Disentangled Representations, Bitter Lessons, and the Edge of Ability

For a long time I’ve been obsessed with the idea of learning disentangled representations of the world. The general problem of learning disentangled representations is impossible without assumptions, just like how there is no classsifier to rule them all. Luckily just like we can construct useful classifiers by making some general assumptions about the structure of the world, we can make assumptions to learn disentangled representations.

I previously worked on learning disentangled representations for rotations on 2d images, but I’m more interested in the general problem, creating 3d disentangled representations from a 2d image. This is much harder, but luckily there’s a nice intermediate problem, which is creating a disentangled representation using a 3d image. I’ll focus on this first, it should be a straightforward extension of the previous work.

I started off creating a 3d VAE, which was surprisingly easy. Not much more that changing nn.Conv2d to nn.Conv2d, and it worked reasonably well. It can encode some objects from the modelnet dataset resobably well, so its time to start a prototype. I’ll aim to learn to disentangle the orientation of an object, so the model which is fed images at all orientations should learn to encode a single one, plus the orientation angle.

The Kaolin library is awesome for 3D data, but unfortunately it can require changing NVIDIA drivers, which is always surprisingly painful

Generality and the Bitter Lesson

The real dream is unsupervised learning with less assumptions, where the unsupervised objective is determined only by performance on some downstream tasks. This would be learned self-supervised learning, but right now this is too difficult. Naively attacking this will have a double loop optimization problem - one to train an unsupervised objective, and another to train the supervised objective on top of it. Instead, I’ll make more assumptions and attack a particular problem.

I always worry about working on a problem that will be killed by a more general approach, like in Richard Sutton’s bitter lesson. Learned features beat out hand designed features for image classification once there was enough compute, data and and some algorithmic advances. You don’t want to be the one working on better hand designed features in 2012. This is always what I’m trying to balance, being general enough that the result will scale, and specific enough that the problem is approachable now. More specific assumptions make it more likely to work, but less likely to scale up and create a paradigm shift in the field.


Choosing the generality of an approach in deep learning is a specific case of a common choice we make, which is how ambitious we should be?

Working on something too easy or too hard are both signs of weakness. It is obvious with a problem that is too easy, because you have no chance of failing, but this is also true with problems that are too hard because there is no expectation of success. You have no fear of failing when working on time travel, and no chance of failing trying to get SOTA on a useless dataset with a pre-trained model.
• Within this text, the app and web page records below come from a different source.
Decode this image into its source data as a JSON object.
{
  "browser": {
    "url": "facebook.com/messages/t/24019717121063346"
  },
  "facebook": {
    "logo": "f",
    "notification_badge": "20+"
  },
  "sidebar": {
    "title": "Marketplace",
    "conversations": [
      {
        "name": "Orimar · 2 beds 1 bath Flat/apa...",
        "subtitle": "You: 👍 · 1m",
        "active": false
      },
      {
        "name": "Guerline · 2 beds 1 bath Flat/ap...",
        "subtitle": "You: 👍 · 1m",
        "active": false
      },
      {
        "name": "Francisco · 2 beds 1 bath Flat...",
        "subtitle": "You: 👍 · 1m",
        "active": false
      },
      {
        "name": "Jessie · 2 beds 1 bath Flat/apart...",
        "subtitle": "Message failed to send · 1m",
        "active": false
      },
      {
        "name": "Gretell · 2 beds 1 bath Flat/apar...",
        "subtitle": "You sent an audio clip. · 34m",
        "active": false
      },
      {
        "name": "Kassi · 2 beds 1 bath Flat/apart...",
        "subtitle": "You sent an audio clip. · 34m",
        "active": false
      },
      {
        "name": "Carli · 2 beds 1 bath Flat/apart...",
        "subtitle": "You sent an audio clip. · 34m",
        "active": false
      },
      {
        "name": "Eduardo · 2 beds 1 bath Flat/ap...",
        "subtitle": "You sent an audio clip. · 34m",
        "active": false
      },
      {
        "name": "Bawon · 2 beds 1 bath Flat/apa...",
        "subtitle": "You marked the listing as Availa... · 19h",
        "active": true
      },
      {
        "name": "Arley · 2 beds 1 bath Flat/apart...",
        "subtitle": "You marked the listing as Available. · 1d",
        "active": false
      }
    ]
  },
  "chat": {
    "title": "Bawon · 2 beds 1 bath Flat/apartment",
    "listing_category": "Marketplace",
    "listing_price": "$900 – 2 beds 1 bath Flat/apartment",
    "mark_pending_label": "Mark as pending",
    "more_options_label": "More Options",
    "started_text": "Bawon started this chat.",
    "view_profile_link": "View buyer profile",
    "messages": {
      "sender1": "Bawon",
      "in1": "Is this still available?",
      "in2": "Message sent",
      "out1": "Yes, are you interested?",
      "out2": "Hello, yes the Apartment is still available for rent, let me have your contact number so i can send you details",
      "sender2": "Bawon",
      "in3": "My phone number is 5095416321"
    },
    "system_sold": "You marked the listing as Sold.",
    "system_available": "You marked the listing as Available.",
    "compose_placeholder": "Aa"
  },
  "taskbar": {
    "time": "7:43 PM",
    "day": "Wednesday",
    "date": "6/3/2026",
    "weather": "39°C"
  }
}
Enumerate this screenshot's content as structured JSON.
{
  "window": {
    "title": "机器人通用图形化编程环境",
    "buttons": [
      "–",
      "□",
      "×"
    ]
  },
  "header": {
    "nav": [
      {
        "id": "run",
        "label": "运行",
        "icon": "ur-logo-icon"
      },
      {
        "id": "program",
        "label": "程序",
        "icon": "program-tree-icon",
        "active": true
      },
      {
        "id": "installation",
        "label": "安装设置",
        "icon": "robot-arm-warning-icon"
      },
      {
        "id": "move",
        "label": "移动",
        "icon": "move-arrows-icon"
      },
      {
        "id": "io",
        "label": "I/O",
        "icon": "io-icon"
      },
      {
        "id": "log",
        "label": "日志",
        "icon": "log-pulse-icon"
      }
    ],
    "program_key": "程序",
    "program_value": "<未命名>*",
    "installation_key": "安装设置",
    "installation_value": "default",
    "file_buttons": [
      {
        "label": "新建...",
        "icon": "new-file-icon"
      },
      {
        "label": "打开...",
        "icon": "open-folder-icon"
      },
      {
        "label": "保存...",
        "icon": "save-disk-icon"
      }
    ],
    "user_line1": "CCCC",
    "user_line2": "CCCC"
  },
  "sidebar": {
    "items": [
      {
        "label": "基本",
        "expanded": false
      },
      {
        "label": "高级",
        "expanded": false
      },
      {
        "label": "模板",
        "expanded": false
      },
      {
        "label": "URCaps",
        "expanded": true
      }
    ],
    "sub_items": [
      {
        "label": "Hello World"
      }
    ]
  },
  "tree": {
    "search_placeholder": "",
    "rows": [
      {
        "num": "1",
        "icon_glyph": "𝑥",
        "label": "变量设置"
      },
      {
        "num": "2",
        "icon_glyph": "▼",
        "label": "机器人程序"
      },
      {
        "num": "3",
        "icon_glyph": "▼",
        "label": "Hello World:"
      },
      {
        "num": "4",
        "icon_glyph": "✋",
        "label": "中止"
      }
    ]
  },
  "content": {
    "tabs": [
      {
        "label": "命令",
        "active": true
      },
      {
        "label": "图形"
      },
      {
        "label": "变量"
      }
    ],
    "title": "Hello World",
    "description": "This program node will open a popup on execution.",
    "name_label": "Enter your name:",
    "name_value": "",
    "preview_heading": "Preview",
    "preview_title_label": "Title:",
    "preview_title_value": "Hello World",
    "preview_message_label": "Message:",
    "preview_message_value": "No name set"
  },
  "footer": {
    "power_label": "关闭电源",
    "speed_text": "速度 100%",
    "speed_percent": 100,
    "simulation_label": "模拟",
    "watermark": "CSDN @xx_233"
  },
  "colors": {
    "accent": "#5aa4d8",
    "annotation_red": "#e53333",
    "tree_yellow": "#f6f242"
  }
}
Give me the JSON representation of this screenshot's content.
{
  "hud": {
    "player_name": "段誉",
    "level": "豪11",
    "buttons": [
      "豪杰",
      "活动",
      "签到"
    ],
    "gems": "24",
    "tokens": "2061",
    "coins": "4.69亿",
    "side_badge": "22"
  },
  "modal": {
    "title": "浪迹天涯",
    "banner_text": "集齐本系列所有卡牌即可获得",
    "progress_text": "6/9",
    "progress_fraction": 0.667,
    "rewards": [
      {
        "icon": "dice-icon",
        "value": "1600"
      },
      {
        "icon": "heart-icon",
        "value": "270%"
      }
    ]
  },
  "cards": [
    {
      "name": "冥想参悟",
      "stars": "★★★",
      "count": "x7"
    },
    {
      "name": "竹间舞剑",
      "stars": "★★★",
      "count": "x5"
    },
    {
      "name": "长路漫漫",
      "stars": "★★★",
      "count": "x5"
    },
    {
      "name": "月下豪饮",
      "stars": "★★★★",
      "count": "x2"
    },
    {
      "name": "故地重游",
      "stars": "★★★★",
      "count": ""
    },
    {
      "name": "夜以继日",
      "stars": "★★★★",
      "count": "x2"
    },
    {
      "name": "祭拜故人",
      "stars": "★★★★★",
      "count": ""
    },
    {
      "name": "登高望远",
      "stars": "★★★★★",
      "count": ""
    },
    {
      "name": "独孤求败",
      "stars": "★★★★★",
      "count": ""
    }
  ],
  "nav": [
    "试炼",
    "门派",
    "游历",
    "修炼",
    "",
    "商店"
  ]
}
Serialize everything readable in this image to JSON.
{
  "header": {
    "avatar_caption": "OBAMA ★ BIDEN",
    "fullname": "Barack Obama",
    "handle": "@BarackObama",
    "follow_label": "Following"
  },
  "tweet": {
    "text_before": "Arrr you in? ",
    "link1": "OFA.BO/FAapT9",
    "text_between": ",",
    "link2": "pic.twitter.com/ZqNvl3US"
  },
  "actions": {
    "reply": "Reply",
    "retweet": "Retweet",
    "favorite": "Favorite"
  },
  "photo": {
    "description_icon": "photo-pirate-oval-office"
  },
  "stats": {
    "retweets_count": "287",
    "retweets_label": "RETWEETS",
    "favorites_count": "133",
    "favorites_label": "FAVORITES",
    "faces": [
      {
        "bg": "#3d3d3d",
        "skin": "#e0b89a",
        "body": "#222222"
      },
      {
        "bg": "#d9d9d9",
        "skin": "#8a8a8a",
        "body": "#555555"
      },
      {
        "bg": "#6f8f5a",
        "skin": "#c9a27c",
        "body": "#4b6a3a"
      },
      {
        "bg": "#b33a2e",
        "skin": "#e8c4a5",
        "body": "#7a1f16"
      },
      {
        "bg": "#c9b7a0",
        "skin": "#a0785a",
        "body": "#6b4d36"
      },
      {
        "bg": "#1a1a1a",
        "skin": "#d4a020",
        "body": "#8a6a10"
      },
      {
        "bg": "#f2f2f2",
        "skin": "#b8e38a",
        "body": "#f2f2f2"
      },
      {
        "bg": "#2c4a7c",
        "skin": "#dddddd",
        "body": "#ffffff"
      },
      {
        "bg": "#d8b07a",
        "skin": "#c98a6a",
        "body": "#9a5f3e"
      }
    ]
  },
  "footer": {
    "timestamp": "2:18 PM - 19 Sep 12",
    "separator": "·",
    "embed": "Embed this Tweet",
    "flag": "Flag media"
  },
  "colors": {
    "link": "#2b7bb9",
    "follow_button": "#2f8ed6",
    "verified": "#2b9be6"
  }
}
It is easy to convince ourselves we aren’t as good as we really are, and work on something too easy, or be delusional and do something way too difficult, where we won’t be held accountable for the eventual failure. We have to be self-aware enough to know how good we are, and confident enough to work just at the edge of our ability.


Abandoning Weight Sharing

Also, this week I put the final nail in the coffin in a project that should have been finished long ago. I did a few more experiments to show weight sharing within convolution layers was not useful for image classification, unlike NLP where this was useful. I investigated both adding this weight sharing in standard CNNs (ResNet18, ResNet50), as well as in depthwise separable convolutions (Xception) to investigate if the result was better using the spatial or channel wise convolutions. I found it is much better in spatial convolutions, but because these have so few parameters, it doesn’t shrink the network in a significant way. The only case where this might be useful is in regularizing a neural network that is way larger than should be used for a given task, but if this is the case you’re better off using a smaller network directly.

Rene Bidart
Rene Bidart
PhD Candidate

PhD candidate at University of Waterloo - Deep Learning